◆ **Provided records**
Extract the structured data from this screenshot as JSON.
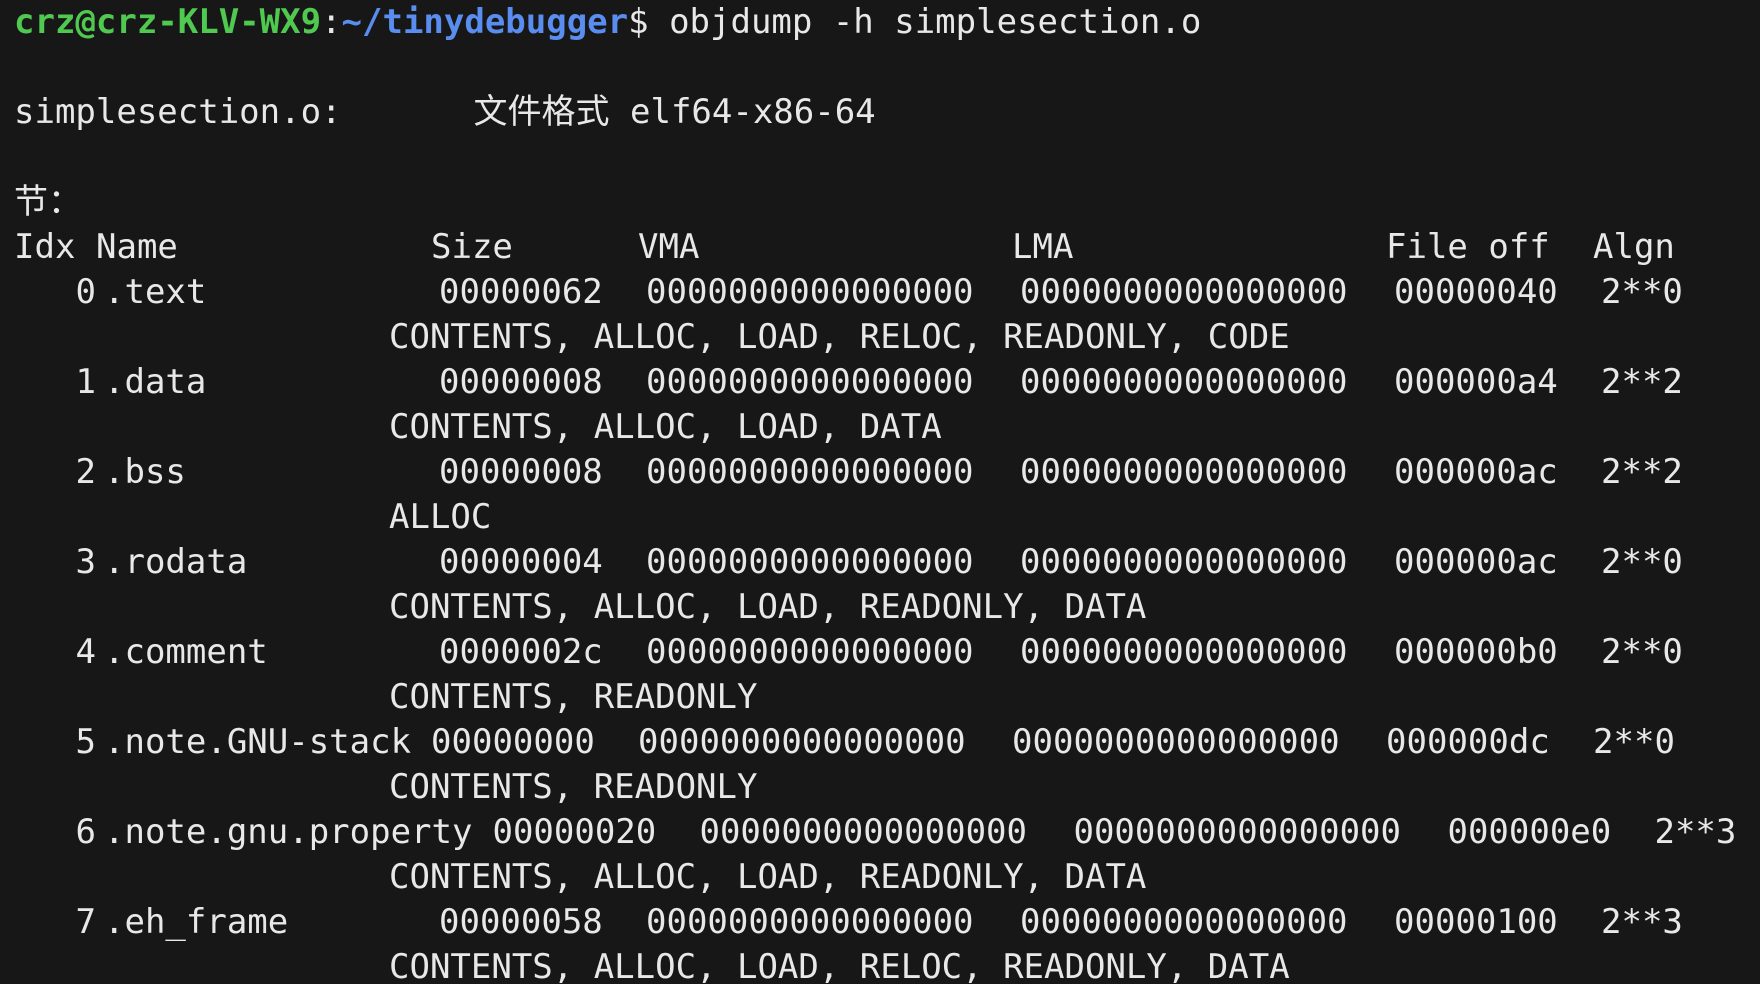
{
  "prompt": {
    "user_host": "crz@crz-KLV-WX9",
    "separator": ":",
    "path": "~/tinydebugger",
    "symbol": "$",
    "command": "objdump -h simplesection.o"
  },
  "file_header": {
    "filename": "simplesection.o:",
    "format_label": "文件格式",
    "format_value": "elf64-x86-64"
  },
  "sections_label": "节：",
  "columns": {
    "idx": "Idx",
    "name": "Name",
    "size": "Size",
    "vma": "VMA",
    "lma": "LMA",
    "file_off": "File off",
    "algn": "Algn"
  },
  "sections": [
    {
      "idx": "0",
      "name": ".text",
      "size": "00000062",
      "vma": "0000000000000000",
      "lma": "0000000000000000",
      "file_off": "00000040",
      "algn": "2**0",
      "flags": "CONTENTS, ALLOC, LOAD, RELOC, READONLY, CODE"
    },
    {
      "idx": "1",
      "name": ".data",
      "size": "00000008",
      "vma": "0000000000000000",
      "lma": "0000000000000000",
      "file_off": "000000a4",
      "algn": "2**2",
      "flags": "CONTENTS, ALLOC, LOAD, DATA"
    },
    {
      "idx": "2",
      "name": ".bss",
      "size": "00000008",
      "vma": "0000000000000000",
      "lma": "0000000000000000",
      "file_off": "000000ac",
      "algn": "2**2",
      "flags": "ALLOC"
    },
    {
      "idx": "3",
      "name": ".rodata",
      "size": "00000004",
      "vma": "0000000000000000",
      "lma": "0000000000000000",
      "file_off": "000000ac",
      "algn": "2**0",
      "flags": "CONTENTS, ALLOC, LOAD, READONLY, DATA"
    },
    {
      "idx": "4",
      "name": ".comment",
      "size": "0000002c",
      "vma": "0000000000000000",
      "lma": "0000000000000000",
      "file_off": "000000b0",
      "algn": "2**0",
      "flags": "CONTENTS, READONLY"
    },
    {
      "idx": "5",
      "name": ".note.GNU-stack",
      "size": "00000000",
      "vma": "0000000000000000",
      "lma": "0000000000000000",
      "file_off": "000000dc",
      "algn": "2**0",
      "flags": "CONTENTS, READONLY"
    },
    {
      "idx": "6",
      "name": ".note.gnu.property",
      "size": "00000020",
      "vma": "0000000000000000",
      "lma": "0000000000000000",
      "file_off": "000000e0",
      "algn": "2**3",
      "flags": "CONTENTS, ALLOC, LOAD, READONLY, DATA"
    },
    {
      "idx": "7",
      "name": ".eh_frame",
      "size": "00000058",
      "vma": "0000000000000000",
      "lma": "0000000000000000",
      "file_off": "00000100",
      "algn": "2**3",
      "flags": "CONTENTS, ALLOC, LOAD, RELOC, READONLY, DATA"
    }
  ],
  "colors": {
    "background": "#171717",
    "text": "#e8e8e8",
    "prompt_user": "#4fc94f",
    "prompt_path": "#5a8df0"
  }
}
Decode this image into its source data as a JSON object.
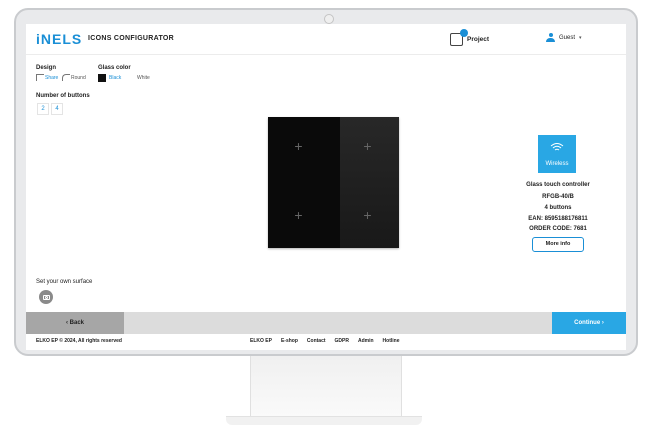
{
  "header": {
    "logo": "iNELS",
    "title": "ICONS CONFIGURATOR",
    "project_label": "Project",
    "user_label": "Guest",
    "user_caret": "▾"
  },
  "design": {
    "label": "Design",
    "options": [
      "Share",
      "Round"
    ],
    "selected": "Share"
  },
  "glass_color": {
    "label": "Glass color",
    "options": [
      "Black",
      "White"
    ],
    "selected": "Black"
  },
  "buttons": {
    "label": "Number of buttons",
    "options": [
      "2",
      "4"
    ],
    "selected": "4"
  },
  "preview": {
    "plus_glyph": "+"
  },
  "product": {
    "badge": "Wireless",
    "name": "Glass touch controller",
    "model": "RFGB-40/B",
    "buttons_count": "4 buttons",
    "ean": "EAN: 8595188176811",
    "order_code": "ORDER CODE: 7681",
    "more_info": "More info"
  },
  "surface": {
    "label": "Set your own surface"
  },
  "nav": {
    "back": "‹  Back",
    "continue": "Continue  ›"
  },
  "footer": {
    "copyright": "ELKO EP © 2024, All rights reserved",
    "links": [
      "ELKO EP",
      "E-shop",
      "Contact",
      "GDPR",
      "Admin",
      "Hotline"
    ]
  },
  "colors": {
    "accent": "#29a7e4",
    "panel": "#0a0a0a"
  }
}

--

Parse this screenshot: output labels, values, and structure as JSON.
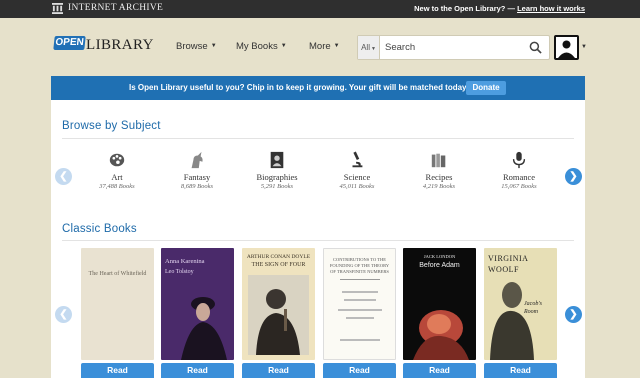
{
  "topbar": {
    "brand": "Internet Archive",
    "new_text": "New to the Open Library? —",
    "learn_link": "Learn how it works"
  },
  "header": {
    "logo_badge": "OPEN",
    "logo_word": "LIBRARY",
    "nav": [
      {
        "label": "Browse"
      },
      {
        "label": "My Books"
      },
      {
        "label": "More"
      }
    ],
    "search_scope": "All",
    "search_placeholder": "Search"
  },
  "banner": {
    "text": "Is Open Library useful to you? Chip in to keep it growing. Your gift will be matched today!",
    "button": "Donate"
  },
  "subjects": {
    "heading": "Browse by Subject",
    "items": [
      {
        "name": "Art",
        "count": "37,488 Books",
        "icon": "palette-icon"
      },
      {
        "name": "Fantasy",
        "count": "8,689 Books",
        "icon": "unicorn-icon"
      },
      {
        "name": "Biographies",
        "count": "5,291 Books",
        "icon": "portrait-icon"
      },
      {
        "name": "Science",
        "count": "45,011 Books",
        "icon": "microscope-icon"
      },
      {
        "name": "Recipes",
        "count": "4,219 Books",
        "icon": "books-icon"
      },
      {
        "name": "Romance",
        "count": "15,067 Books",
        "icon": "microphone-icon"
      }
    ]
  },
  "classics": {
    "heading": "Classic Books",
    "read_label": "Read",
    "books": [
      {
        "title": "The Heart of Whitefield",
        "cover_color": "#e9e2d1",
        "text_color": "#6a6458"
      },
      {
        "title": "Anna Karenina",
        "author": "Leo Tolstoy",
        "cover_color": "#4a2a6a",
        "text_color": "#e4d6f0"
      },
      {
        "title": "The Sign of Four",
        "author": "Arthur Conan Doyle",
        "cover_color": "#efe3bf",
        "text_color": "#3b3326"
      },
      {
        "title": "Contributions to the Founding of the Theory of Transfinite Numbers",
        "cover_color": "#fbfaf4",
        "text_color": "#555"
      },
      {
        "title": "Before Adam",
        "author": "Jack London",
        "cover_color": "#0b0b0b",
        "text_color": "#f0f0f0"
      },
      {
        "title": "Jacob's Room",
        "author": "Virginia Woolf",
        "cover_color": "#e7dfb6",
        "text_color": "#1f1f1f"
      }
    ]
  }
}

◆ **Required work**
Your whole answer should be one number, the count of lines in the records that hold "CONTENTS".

◆ **Answer below**
7